Well, he doesn’t really tell all—that would take a book (which we’d love to see). At any rate, that techy wizard among guitar wizards, Thomas Nordegg (who we last discussed in 2010) is being profiled at Ultimate Guitar. Aside from insight on the likes of Steve Lukather, Steve Vai, and Guthrie Govan, Nordegg has this to say about his onetime employer, Yngwie Malmsteen:

(H)e’s a big teddy bear and he’s a handful. He’s a bigger than life cartoon in a good way. Yngwie is Yngwie and he does totally what he does. I have stories.

Such a tease.

Read more and see some vintage photos at UG.

Right here.


Toto guitarist and studio veteran Steve Lukather has some thoughts on Spotify culture and the current state of recorded music in general. He’s not so crazy about it. Via Mike Collins’ blog:

It is TOO easy to play ‘pretend pop star’ now. With all the fakery and auto tune-time correction -cut and paste etc.. fuck most young people don’t know how to play a song from top to bottom in a studio in tune and in time and with feeling? I am in the studios all the time and hear the stories from the producers and engineers.. and yet NO ONE cares that ’ so and so’ who sold a shit load  of records ( how much IS that these days? )  cant sing or play. They make ‘McRecords’ for people who don’t even really listen.  It’s background music for people to either find a mate or shake their heads while texting or skyping or doing other things. Environmental noise for the multi-tasker.

And there’s a lot more vitriol where that came from. Read it all at Mike Collins Talks Music, Biz & Technologie.

Right here.

A hot tip from Mr. Beau Bledsoe.



This Fernandes ad comes from Guitar Player, August 2001. In those days Robert Fripp and Adrian Belew were back in the saddle with King Crimson, having released The ConstruKction of Light the previous year. Fellow endorser Reeves Gabrels was into his post-Bowie solo career, Ulysses (Della Notte) being his most recent issue.

The text also cites Steve Vai, The Edge, and Steve Lukather as Fernandes Sustainer users.

From the Rooney Archive

Ever heard of these guys?

Now that’s a fine roster of endorsers. Steve Lukather, Albert Lee, and Steve Morse have appeared on thousands of recordings as band members, solo artists, and session men. And they all deservedly have their own Music Man signature models.

Scanned from Guitar Player, October 1995.

Joe Satriani’s G3 franchise is in its 16th year of existence and going strong. The current installment, featuring Satriani, G3 regular Steve Vai, and Steve Lukather (not to mention “sidemen” Mike Keneally and Dave Weiner) has been in the air and on the road in New Zealand and Australia. Satriani bassist Allen Whitman has been keeping an amusing blog about the excursion. For example, here’s his report from a hotel in the Australian capitol, Canberra:

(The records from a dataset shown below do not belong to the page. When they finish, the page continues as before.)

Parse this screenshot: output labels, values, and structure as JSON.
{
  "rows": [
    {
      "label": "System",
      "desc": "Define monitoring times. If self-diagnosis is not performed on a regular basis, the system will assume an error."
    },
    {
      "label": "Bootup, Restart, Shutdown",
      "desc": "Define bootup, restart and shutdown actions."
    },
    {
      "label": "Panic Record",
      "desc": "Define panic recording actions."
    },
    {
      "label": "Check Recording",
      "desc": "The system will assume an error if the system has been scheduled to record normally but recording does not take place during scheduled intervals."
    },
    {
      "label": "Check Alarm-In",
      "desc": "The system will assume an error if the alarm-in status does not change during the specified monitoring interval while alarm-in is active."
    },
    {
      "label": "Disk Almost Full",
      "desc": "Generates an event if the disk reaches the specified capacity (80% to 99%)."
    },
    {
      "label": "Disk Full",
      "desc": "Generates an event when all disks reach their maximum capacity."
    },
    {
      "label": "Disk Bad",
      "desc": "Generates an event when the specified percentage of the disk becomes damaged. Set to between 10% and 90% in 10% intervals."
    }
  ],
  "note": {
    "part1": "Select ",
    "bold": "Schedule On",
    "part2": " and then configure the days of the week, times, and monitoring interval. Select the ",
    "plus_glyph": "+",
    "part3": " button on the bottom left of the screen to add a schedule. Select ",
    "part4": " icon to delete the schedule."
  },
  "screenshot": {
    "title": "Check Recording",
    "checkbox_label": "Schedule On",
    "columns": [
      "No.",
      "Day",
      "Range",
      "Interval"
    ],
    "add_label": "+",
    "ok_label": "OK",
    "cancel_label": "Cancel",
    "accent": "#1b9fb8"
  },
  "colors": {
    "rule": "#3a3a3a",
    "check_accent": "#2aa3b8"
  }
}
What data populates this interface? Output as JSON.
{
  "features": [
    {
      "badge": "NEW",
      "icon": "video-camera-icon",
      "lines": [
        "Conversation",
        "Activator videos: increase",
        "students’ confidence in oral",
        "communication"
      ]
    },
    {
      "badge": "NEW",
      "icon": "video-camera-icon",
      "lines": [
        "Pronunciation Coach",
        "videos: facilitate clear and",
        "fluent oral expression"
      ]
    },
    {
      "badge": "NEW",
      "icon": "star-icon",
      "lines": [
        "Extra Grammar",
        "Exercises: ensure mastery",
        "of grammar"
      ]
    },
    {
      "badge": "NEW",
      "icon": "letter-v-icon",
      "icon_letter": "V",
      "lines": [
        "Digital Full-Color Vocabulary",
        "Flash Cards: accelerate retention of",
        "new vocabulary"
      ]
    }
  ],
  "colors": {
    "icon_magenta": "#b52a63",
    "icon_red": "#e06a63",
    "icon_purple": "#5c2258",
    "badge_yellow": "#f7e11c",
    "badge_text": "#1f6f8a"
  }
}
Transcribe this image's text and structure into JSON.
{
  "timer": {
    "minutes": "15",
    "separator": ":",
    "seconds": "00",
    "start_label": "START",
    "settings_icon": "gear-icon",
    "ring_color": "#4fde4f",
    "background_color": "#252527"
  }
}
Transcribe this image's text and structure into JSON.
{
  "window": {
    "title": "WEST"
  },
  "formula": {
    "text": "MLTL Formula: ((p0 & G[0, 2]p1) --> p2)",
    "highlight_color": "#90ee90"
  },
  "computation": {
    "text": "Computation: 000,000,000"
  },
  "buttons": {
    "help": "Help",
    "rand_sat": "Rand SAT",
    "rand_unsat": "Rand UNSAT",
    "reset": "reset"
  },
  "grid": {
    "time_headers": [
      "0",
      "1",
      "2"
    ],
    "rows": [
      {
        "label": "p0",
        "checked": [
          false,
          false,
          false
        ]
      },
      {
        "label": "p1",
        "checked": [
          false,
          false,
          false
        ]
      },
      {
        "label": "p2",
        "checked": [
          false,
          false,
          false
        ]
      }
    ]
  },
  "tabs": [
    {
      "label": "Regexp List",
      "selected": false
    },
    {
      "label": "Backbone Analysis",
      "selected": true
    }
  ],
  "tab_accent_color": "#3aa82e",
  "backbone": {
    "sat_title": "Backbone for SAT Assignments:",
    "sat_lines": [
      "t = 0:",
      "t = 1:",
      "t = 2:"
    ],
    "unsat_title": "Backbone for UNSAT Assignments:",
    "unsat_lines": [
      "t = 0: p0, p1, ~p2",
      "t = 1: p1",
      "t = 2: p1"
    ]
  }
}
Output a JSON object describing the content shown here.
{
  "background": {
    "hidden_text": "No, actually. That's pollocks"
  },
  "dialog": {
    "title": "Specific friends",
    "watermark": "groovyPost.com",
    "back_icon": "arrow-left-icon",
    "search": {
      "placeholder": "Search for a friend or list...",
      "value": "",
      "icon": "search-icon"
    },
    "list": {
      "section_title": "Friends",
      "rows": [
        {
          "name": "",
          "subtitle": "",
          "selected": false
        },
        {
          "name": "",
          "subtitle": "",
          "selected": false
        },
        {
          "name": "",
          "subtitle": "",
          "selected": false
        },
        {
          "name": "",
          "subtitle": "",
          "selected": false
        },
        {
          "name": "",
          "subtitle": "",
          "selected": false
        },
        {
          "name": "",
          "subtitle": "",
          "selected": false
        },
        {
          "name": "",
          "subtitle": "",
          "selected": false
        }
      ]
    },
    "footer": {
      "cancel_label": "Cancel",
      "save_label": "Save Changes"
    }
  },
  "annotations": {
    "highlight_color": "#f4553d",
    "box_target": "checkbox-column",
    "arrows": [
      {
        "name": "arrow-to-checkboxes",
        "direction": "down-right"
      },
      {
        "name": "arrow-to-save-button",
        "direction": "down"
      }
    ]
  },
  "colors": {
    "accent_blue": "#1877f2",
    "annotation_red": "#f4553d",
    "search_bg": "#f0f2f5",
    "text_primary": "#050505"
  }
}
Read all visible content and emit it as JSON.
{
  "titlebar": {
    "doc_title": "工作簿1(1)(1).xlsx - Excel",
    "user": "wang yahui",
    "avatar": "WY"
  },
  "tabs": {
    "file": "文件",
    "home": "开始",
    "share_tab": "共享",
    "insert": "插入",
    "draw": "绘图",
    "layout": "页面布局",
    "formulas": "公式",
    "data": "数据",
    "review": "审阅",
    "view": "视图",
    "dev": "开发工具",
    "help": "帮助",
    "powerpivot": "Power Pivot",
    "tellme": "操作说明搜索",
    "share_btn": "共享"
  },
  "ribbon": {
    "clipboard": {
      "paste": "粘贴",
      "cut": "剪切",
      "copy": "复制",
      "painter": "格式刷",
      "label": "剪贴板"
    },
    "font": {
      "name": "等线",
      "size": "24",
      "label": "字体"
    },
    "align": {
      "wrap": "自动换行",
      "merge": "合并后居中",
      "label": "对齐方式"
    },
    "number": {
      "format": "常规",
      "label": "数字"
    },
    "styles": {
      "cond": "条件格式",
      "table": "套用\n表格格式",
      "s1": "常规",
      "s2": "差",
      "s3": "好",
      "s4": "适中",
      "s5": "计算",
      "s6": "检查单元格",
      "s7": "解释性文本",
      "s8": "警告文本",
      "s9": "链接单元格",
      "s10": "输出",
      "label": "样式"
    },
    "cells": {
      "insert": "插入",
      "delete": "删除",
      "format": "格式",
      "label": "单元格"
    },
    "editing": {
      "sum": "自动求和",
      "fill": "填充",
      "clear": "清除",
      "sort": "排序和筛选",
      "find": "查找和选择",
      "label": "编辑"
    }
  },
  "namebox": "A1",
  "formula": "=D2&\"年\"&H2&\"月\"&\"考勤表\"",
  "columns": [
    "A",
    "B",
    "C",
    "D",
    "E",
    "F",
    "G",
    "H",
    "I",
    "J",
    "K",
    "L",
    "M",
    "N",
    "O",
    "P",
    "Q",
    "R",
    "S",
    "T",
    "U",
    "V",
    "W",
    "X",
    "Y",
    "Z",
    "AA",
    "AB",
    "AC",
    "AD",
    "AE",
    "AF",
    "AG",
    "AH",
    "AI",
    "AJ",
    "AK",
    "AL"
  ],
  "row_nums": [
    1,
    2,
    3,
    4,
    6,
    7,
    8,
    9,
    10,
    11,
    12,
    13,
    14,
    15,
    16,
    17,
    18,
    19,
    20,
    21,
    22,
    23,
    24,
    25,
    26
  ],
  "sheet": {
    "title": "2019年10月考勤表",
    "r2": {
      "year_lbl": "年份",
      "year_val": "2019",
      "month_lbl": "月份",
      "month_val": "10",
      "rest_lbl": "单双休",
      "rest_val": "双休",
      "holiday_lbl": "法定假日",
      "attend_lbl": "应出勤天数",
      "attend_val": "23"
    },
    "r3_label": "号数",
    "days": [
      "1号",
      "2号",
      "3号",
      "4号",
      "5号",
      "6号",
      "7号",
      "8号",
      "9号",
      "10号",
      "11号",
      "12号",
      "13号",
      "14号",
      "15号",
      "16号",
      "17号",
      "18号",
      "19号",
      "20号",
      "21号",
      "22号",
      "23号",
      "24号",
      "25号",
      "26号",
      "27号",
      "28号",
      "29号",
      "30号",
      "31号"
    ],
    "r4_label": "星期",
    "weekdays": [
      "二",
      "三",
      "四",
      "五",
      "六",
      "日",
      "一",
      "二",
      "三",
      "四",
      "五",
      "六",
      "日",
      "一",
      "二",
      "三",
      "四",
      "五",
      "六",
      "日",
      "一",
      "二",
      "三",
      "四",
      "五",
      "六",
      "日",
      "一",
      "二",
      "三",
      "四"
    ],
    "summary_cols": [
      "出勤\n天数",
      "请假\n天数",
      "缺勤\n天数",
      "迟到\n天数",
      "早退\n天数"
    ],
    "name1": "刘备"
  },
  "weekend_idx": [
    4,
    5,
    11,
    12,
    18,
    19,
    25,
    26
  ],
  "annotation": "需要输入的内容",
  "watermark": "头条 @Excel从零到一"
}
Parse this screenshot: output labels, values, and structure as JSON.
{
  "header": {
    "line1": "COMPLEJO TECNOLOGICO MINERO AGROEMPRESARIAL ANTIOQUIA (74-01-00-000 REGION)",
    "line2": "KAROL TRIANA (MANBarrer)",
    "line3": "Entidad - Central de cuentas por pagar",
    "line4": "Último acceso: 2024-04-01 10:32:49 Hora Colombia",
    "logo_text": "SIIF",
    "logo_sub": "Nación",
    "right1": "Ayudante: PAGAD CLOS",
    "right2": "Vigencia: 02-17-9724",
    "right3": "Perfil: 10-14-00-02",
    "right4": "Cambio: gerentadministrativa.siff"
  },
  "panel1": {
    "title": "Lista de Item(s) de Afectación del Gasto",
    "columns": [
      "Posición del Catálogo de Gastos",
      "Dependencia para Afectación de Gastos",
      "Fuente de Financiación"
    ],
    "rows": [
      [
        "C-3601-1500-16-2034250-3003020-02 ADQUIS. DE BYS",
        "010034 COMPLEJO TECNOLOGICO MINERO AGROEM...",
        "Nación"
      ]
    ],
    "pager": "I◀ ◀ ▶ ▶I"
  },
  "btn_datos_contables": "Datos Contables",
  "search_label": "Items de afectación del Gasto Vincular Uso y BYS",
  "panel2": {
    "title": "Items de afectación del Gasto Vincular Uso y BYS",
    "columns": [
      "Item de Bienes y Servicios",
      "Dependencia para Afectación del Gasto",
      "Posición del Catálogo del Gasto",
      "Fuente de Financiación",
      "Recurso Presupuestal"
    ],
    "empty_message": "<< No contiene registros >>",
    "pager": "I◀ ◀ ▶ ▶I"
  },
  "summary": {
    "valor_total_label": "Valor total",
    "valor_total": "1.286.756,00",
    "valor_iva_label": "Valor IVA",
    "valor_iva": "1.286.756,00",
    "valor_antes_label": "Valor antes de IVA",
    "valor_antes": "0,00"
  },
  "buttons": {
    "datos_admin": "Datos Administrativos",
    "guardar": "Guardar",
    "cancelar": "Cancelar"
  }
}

I had a room with windows I could open despite dire warnings of blood sucking multi-legged, mandibled, misbegotten creatures feeding off the liquids in my brain as I slept.

Read it all right here.

This past weekend saw a star-studded ensemble turn out for the ALS benefit, the Jason Becker’s Not Dead Yet Fest. Named after the guitarist who was diagnosed with the disease in the late 1980s, the concert featured a preponderance of guitar giants: Michael Lee Firkins, Steve Lukather, Marty Friedman, Jeff Watson and Joe Satriani were among the performers. The show’s namesake was present too, as Matt Blackett reports at Guitar Player:

The man of the hour, Jason Becker, caught the whole show from the side of the stage and caught the love that filled the room from start to finish. Just about every performer talked about how awed they were by Jason’s talent and spirit. The guys in Flametal put it best when they said, “We’d love to play some of Jason’s music but it’s just too f***ing hard.”


How about that Jason Becker? I’ve forever been wowed by his towering skills, but am even more blown away by his spirit.

Read the full report at GP.

Right here.

Mall bangs?

When this Rocktron ad ran in  the February 1988 Guitar Player, Toto was on the eve of releasing their seventh album, The Seventh One (get it?). Interestingly, there’s nary a mention of that opus or Toto at all. Still, that record did eventually reach #1 (on the Dutch album charts), no doubt largely owing to this full page item.